Hong Kong: City on Fire review – shocking violence in China’s city of dissent

An unflinching chronicle of the pro-democracy protests that sent shock waves through Hong Kong in 2019, Choi Ka Yan and Lee Hiu Ling’s vital, politically urgent documentary witnesses the fight for freedom from the frontline. Dynamically structured around personal testimonials, the film gives voice to the activists who dared to brave the clouds of teargas. Mounted in response to a highly controversial plan from the Hong Kong government that would allow for extradition to mainland China, the demonstrations escalated in scale after police brutality against peaceful protesters. As well as…

How Finnair’s Huge Bet on Faster Flights to Asia Suddenly Came Undone

how finnairs huge bet on faster flights to asia suddenly came undone

Nestled near Europe’s rooftop, Finland spent decades leveraging its location to become a popular gateway for Asian travelers. Its flagship airline, Finnair, offered flights from Tokyo, Seoul and Shanghai to Helsinki that, by crossing over Russia, were hours shorter than flights to any other European capital. Airport chiefs invested nearly $1 billion in a new terminal with streamlined transfers. There were signs in Japanese, Korean and Chinese, and hot water dispensers for the instant noodle packets favored by Chinese tourists. Then Russia sent troops across Ukraine’s border on Feb. 24,…

Protester condemns ‘barbaric’ attack in Manchester outside China consulate
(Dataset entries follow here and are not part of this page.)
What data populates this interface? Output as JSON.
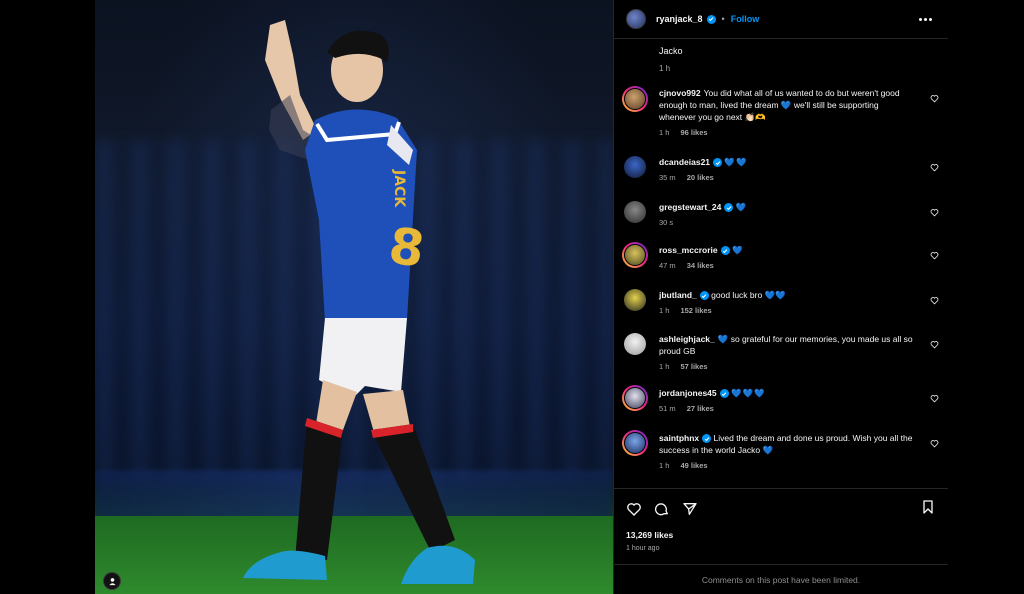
{
  "post": {
    "author": "ryanjack_8",
    "follow_label": "Follow",
    "separator": "•",
    "caption_text": "Jacko",
    "caption_time": "1 h",
    "total_likes": "13,269 likes",
    "posted": "1 hour ago",
    "comments_limited": "Comments on this post have been limited.",
    "jersey_name": "JACK",
    "jersey_number": "8",
    "accent_color": "#0095f6",
    "verified_color": "#0095f6"
  },
  "comments": [
    {
      "user": "cjnovo992",
      "text": "You did what all of us wanted to do but weren't good enough to man, lived the dream 💙 we'll still be supporting whenever you go next 👏🏻🫶",
      "time": "1 h",
      "likes": "96 likes"
    },
    {
      "user": "dcandeias21",
      "verified": true,
      "text": "💙💙",
      "time": "35 m",
      "likes": "20 likes"
    },
    {
      "user": "gregstewart_24",
      "verified": true,
      "text": "💙",
      "time": "30 s",
      "likes": ""
    },
    {
      "user": "ross_mccrorie",
      "verified": true,
      "text": "💙",
      "time": "47 m",
      "likes": "34 likes"
    },
    {
      "user": "jbutland_",
      "verified": true,
      "text": "good luck bro 💙💙",
      "time": "1 h",
      "likes": "152 likes"
    },
    {
      "user": "ashleighjack_",
      "text": "💙 so grateful for our memories, you made us all so proud GB",
      "time": "1 h",
      "likes": "57 likes"
    },
    {
      "user": "jordanjones45",
      "verified": true,
      "text": "💙💙💙",
      "time": "51 m",
      "likes": "27 likes"
    },
    {
      "user": "saintphnx",
      "verified": true,
      "text": "Lived the dream and done us proud. Wish you all the success in the world Jacko 💙",
      "time": "1 h",
      "likes": "49 likes"
    }
  ],
  "icons": {
    "more": "more-options-icon",
    "like": "heart-icon",
    "comment": "comment-icon",
    "share": "share-icon",
    "save": "bookmark-icon",
    "tag": "user-tag-icon"
  }
}
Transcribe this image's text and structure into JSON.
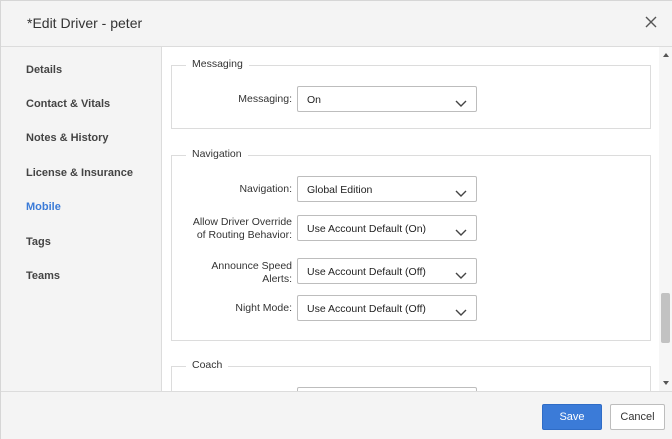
{
  "dialog": {
    "title": "*Edit Driver - peter",
    "close_icon": "close-icon"
  },
  "sidebar": {
    "items": [
      {
        "label": "Details"
      },
      {
        "label": "Contact & Vitals"
      },
      {
        "label": "Notes & History"
      },
      {
        "label": "License & Insurance"
      },
      {
        "label": "Mobile",
        "active": true
      },
      {
        "label": "Tags"
      },
      {
        "label": "Teams"
      }
    ]
  },
  "sections": {
    "messaging": {
      "legend": "Messaging",
      "messaging_label": "Messaging:",
      "messaging_value": "On"
    },
    "navigation": {
      "legend": "Navigation",
      "navigation_label": "Navigation:",
      "navigation_value": "Global Edition",
      "override_label_1": "Allow Driver Override",
      "override_label_2": "of Routing Behavior:",
      "override_value": "Use Account Default (On)",
      "speed_label_1": "Announce Speed",
      "speed_label_2": "Alerts:",
      "speed_value": "Use Account Default (Off)",
      "night_label": "Night Mode:",
      "night_value": "Use Account Default (Off)"
    },
    "coach": {
      "legend": "Coach"
    }
  },
  "footer": {
    "save_label": "Save",
    "cancel_label": "Cancel"
  },
  "colors": {
    "accent": "#3b7bd8",
    "panel_bg": "#f4f4f4",
    "border": "#dcdcdc"
  }
}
A pro-democracy protester who appeared to be beaten up by men from China’s consulate in Manchester has condemned the attack as “barbaric” and backed calls for the UK government to expel any Chinese officials involved. Speaking for the first time since the incident, which was captured on video, Bob Chan said: “I’m shocked and hurt by this unprovoked attack,” adding he had been taking part in a “peaceful protest”. He said he had bruises on his eye, neck and back and had nightmares about possible repercussions against his family. Chan…
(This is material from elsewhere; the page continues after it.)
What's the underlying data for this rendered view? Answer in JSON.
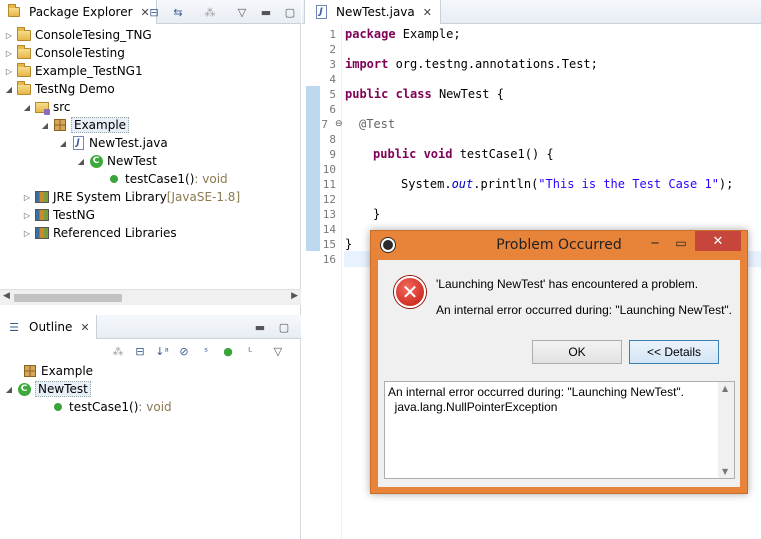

In Britain, Demands for Tough Response After Beating at Chinese Consulate

in britain demands for tough response after beating at chinese consulate

LONDON — The rally outside the Chinese Consulate in Manchester, in northern England, began like others before it, with demonstrators against repression in Hong Kong hanging banners and preparing to shout slogans. But the scene turned violent on Sunday after a group of men emerged from the consulate, removed a poster of Xi Jinping, China’s leader, and then dragged one protester through the gates. They kicked and beat him as police officers and other protesters rushed to separate them. Journalists at the scene caught the melee on video seen around…

Chinese diplomat involved in violence at Manchester consulate, MP says

One of China’s most senior diplomats in the UK was involved in the violence against pro-democracy protesters at the Manchester consulate, a British MP has said. Alicia Kearns, a Conservative MP, told the House of Commons that Beijing’s consul general in Manchester, Zheng Xiyuan, was seen “ripping down posters” before a Hong Kong campaigner was attacked on Sunday. Footage posted online shows a person, believed to be Zheng, who is a veteran Chinese Communist party (CCP) official, kicking down a poster and pulling the hair of a protester, who was…

The most powerful man in China since Mao: Xi Jinping is on the brink of total power

This week in Beijing, Xi Jinping will preside over one of his country’s great shows of political theatre and seal a long-planned political triumph, consolidating his power and extending his rule. The Chinese Communist party is poised to formally hand Xi another five years as party boss, and therefore leader of the country, at a summit that will also move his allies into key roles and elevate the status of his writings on power and government. The 20th Party Congress will – barring unprecedented last-minute drama – confirm him as…